“Do you remember seeing, I guess, the Capitol Police Force there in the House Chamber pointing guns at one of the main entrances?”

Manning

“I remember they had their guns drawn. I remember looking up at one of the officers who was at the door closest to where I was, the officer had his gun drawn.”

“After we waited some time taking cover, they said they were going to be opening the doors. And they wanted us to evacuate as quickly as possible and move quickly down several flights of stairs to get us to the basement level.”

Neill

“Did you ever see any of the protesters or rioters?”

Manning

“I remember as we were evacuating and going down one of the staircases seeing people lying flat on the marble floor in the hallway, one of the hallways that we were running through.”

Neill

“Where did you end up? Where did they take you?”

Manning

“We ended up in the basement and then walking through to get to one of the large hearing rooms. And they had all of us who had been in the House Chamber, in the gallery. They had us gathered in this room. It was members and members of staff. And there were police officers securing all the doors outside of the chamber. And they had us there for probably five hours.”

Neill

“What was the most frightening moment for you, and what was going through your mind at the time?

Manning

“The most frightening moment for me was when we were down on the floor and the police had their guns drawn and when they told us to take off our member pins. That was when it all became very real to me that if they breach the Capitol, we might be targets.”

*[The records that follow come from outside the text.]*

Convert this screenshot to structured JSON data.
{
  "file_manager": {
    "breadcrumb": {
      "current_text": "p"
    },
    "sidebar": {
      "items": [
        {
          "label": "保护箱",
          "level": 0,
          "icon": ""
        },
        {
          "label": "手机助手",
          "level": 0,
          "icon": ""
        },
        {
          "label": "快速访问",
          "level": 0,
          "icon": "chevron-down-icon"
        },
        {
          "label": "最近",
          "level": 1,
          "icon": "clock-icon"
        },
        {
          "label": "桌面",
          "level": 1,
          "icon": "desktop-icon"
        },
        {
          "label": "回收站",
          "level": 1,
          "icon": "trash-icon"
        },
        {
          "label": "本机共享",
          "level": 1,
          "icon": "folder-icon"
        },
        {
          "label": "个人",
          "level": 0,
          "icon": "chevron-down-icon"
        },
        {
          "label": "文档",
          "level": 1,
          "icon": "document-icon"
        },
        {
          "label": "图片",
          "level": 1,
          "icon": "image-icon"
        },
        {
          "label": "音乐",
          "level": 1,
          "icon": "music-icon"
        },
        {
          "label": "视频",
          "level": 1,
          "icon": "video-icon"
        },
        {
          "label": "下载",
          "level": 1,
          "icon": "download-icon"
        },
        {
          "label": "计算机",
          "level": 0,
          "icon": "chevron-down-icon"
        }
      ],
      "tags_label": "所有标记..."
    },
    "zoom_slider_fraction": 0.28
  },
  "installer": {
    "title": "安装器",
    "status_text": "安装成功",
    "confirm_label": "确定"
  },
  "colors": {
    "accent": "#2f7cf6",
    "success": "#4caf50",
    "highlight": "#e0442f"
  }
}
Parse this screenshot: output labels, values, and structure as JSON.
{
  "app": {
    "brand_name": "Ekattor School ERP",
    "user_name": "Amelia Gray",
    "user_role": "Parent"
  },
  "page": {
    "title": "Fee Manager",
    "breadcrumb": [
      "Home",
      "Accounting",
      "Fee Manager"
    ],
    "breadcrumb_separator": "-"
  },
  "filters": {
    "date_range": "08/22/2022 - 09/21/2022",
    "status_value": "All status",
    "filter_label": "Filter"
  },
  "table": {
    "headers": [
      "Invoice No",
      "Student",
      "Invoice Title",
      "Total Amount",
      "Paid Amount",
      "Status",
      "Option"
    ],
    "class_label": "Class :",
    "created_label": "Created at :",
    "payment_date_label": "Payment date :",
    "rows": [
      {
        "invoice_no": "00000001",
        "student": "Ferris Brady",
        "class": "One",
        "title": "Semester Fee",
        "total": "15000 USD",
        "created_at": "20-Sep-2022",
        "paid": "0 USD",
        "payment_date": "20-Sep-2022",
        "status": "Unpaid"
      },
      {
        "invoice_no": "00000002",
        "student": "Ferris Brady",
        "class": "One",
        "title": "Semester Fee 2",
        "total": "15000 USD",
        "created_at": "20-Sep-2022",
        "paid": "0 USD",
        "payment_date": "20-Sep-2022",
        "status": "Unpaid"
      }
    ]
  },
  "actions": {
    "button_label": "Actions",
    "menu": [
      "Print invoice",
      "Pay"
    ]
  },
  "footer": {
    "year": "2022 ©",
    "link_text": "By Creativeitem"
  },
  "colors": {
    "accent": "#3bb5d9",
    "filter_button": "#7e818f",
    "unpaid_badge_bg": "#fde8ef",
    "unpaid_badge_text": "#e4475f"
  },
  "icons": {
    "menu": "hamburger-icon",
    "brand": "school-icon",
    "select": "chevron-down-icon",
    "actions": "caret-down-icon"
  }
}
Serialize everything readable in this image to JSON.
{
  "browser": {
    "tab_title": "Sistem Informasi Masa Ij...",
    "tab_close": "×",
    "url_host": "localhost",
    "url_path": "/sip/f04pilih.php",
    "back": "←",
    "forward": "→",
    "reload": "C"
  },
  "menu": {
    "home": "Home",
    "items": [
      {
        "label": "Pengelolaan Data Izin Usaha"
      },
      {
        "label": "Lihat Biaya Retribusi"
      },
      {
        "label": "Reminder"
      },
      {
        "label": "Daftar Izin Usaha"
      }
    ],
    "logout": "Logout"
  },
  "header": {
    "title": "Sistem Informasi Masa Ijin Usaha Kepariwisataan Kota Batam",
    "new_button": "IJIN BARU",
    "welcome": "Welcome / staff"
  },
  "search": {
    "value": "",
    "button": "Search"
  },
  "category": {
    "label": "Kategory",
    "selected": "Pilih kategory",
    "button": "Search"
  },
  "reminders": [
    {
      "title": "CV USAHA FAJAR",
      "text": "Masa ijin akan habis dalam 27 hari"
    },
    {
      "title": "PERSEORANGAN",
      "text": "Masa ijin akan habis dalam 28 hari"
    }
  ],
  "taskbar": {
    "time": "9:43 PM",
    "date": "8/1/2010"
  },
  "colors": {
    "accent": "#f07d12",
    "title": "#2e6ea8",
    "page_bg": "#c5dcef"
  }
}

During the five hours in the basement, Manning was able to use what battery life she had on her cellphone to call her family members to let them know she was okay. Everyone there was also fed snacks and pizza during the wait. She was able to rejoin her house colleagues when the session resumed later Wednesday night.